### Exercise brief
Whether an entry is long or short, retype it exactly.

### Material supplied
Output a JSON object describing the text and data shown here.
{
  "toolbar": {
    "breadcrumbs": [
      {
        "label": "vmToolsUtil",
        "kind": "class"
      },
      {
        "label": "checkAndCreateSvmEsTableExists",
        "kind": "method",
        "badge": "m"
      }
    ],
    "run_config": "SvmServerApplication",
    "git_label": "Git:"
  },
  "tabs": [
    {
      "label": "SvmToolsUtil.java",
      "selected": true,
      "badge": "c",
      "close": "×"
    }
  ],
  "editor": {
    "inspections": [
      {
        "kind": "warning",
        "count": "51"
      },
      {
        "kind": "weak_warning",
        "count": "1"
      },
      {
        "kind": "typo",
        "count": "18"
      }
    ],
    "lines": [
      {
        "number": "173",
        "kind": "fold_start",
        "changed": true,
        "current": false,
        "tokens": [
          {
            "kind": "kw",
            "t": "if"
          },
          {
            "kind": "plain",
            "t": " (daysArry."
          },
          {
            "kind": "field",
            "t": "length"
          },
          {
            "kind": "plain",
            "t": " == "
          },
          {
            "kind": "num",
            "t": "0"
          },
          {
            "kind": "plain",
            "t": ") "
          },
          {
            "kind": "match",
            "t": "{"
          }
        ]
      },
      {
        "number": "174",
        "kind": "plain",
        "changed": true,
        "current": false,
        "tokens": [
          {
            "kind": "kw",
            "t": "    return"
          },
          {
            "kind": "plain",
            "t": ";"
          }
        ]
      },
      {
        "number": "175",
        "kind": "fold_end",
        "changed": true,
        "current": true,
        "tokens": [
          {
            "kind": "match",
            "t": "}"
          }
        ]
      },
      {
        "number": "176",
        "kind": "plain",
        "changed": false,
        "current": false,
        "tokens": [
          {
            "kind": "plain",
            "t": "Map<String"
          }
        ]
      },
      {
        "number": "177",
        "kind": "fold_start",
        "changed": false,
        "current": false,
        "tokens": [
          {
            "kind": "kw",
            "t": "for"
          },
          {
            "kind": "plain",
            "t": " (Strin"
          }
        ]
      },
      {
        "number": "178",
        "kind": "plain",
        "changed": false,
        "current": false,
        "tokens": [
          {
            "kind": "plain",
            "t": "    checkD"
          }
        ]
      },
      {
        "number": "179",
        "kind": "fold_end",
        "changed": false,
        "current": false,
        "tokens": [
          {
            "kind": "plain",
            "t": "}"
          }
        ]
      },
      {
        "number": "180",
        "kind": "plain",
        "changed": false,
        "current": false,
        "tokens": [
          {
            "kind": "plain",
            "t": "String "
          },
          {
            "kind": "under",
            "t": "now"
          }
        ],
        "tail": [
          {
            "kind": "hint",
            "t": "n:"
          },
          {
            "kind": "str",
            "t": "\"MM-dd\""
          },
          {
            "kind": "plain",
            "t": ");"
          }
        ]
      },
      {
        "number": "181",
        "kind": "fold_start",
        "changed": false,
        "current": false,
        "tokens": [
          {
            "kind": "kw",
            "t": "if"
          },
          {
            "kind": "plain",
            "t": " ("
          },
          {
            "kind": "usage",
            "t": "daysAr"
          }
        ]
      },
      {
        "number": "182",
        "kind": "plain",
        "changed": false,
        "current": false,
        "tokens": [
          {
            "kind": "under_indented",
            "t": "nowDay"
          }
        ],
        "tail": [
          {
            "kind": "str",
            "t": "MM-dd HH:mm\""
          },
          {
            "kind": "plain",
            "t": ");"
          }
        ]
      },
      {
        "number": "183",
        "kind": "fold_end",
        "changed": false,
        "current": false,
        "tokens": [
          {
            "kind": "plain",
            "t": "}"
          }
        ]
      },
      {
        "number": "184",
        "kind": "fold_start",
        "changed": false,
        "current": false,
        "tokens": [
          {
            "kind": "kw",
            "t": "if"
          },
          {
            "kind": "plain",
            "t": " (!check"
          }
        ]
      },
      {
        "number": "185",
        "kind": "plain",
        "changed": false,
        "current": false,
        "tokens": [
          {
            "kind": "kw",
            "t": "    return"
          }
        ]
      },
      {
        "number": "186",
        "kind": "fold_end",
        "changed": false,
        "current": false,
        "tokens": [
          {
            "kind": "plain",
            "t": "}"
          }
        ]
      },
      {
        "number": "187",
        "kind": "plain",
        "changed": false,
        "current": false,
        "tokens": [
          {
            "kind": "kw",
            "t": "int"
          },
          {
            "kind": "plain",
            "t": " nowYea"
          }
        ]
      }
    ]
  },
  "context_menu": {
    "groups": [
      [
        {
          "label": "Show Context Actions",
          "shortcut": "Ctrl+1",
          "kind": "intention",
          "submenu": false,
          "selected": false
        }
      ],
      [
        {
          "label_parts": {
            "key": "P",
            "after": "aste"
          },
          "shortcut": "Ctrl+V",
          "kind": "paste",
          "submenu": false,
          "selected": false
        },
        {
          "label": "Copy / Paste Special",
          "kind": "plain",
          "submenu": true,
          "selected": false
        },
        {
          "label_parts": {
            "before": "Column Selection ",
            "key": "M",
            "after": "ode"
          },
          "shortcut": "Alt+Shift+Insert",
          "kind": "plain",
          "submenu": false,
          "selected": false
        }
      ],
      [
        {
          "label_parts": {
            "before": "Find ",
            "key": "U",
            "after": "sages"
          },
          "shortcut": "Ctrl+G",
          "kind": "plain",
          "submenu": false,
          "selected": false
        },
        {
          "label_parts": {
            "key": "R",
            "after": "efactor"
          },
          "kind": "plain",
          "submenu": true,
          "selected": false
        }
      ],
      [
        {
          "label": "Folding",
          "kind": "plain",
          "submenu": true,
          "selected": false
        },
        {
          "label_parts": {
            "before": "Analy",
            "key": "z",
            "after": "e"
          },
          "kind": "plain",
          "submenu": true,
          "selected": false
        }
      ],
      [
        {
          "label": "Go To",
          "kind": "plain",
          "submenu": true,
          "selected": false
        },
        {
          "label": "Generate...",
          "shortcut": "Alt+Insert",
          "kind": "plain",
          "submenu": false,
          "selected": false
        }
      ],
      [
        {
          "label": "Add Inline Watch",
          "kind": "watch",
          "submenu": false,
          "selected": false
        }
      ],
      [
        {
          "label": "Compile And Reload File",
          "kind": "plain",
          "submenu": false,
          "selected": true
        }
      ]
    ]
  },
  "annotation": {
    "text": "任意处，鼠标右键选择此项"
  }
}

### Problem solution
Output a JSON object describing the text and data shown here.
{
  "toolbar": {
    "breadcrumbs": [
      {
        "label": "vmToolsUtil",
        "kind": "class"
      },
      {
        "label": "checkAndCreateSvmEsTableExists",
        "kind": "method",
        "badge": "m"
      }
    ],
    "run_config": "SvmServerApplication",
    "git_label": "Git:"
  },
  "tabs": [
    {
      "label": "SvmToolsUtil.java",
      "selected": true,
      "badge": "c",
      "close": "×"
    }
  ],
  "editor": {
    "inspections": [
      {
        "kind": "warning",
        "count": "51"
      },
      {
        "kind": "weak_warning",
        "count": "1"
      },
      {
        "kind": "typo",
        "count": "18"
      }
    ],
    "lines": [
      {
        "number": "173",
        "kind": "fold_start",
        "changed": true,
        "current": false,
        "tokens": [
          {
            "kind": "kw",
            "t": "if"
          },
          {
            "kind": "plain",
            "t": " (daysArry."
          },
          {
            "kind": "field",
            "t": "length"
          },
          {
            "kind": "plain",
            "t": " == "
          },
          {
            "kind": "num",
            "t": "0"
          },
          {
            "kind": "plain",
            "t": ") "
          },
          {
            "kind": "match",
            "t": "{"
          }
        ]
      },
      {
        "number": "174",
        "kind": "plain",
        "changed": true,
        "current": false,
        "tokens": [
          {
            "kind": "kw",
            "t": "    return"
          },
          {
            "kind": "plain",
            "t": ";"
          }
        ]
      },
      {
        "number": "175",
        "kind": "fold_end",
        "changed": true,
        "current": true,
        "tokens": [
          {
            "kind": "match",
            "t": "}"
          }
        ]
      },
      {
        "number": "176",
        "kind": "plain",
        "changed": false,
        "current": false,
        "tokens": [
          {
            "kind": "plain",
            "t": "Map<String"
          }
        ]
      },
      {
        "number": "177",
        "kind": "fold_start",
        "changed": false,
        "current": false,
        "tokens": [
          {
            "kind": "kw",
            "t": "for"
          },
          {
            "kind": "plain",
            "t": " (Strin"
          }
        ]
      },
      {
        "number": "178",
        "kind": "plain",
        "changed": false,
        "current": false,
        "tokens": [
          {
            "kind": "plain",
            "t": "    checkD"
          }
        ]
      },
      {
        "number": "179",
        "kind": "fold_end",
        "changed": false,
        "current": false,
        "tokens": [
          {
            "kind": "plain",
            "t": "}"
          }
        ]
      },
      {
        "number": "180",
        "kind": "plain",
        "changed": false,
        "current": false,
        "tokens": [
          {
            "kind": "plain",
            "t": "String "
          },
          {
            "kind": "under",
            "t": "now"
          }
        ],
        "tail": [
          {
            "kind": "hint",
            "t": "n:"
          },
          {
            "kind": "str",
            "t": "\"MM-dd\""
          },
          {
            "kind": "plain",
            "t": ");"
          }
        ]
      },
      {
        "number": "181",
        "kind": "fold_start",
        "changed": false,
        "current": false,
        "tokens": [
          {
            "kind": "kw",
            "t": "if"
          },
          {
            "kind": "plain",
            "t": " ("
          },
          {
            "kind": "usage",
            "t": "daysAr"
          }
        ]
      },
      {
        "number": "182",
        "kind": "plain",
        "changed": false,
        "current": false,
        "tokens": [
          {
            "kind": "under_indented",
            "t": "nowDay"
          }
        ],
        "tail": [
          {
            "kind": "str",
            "t": "MM-dd HH:mm\""
          },
          {
            "kind": "plain",
            "t": ");"
          }
        ]
      },
      {
        "number": "183",
        "kind": "fold_end",
        "changed": false,
        "current": false,
        "tokens": [
          {
            "kind": "plain",
            "t": "}"
          }
        ]
      },
      {
        "number": "184",
        "kind": "fold_start",
        "changed": false,
        "current": false,
        "tokens": [
          {
            "kind": "kw",
            "t": "if"
          },
          {
            "kind": "plain",
            "t": " (!check"
          }
        ]
      },
      {
        "number": "185",
        "kind": "plain",
        "changed": false,
        "current": false,
        "tokens": [
          {
            "kind": "kw",
            "t": "    return"
          }
        ]
      },
      {
        "number": "186",
        "kind": "fold_end",
        "changed": false,
        "current": false,
        "tokens": [
          {
            "kind": "plain",
            "t": "}"
          }
        ]
      },
      {
        "number": "187",
        "kind": "plain",
        "changed": false,
        "current": false,
        "tokens": [
          {
            "kind": "kw",
            "t": "int"
          },
          {
            "kind": "plain",
            "t": " nowYea"
          }
        ]
      }
    ]
  },
  "context_menu": {
    "groups": [
      [
        {
          "label": "Show Context Actions",
          "shortcut": "Ctrl+1",
          "kind": "intention",
          "submenu": false,
          "selected": false
        }
      ],
      [
        {
          "label_parts": {
            "key": "P",
            "after": "aste"
          },
          "shortcut": "Ctrl+V",
          "kind": "paste",
          "submenu": false,
          "selected": false
        },
        {
          "label": "Copy / Paste Special",
          "kind": "plain",
          "submenu": true,
          "selected": false
        },
        {
          "label_parts": {
            "before": "Column Selection ",
            "key": "M",
            "after": "ode"
          },
          "shortcut": "Alt+Shift+Insert",
          "kind": "plain",
          "submenu": false,
          "selected": false
        }
      ],
      [
        {
          "label_parts": {
            "before": "Find ",
            "key": "U",
            "after": "sages"
          },
          "shortcut": "Ctrl+G",
          "kind": "plain",
          "submenu": false,
          "selected": false
        },
        {
          "label_parts": {
            "key": "R",
            "after": "efactor"
          },
          "kind": "plain",
          "submenu": true,
          "selected": false
        }
      ],
      [
        {
          "label": "Folding",
          "kind": "plain",
          "submenu": true,
          "selected": false
        },
        {
          "label_parts": {
            "before": "Analy",
            "key": "z",
            "after": "e"
          },
          "kind": "plain",
          "submenu": true,
          "selected": false
        }
      ],
      [
        {
          "label": "Go To",
          "kind": "plain",
          "submenu": true,
          "selected": false
        },
        {
          "label": "Generate...",
          "shortcut": "Alt+Insert",
          "kind": "plain",
          "submenu": false,
          "selected": false
        }
      ],
      [
        {
          "label": "Add Inline Watch",
          "kind": "watch",
          "submenu": false,
          "selected": false
        }
      ],
      [
        {
          "label": "Compile And Reload File",
          "kind": "plain",
          "submenu": false,
          "selected": true
        }
      ]
    ]
  },
  "annotation": {
    "text": "任意处，鼠标右键选择此项"
  }
}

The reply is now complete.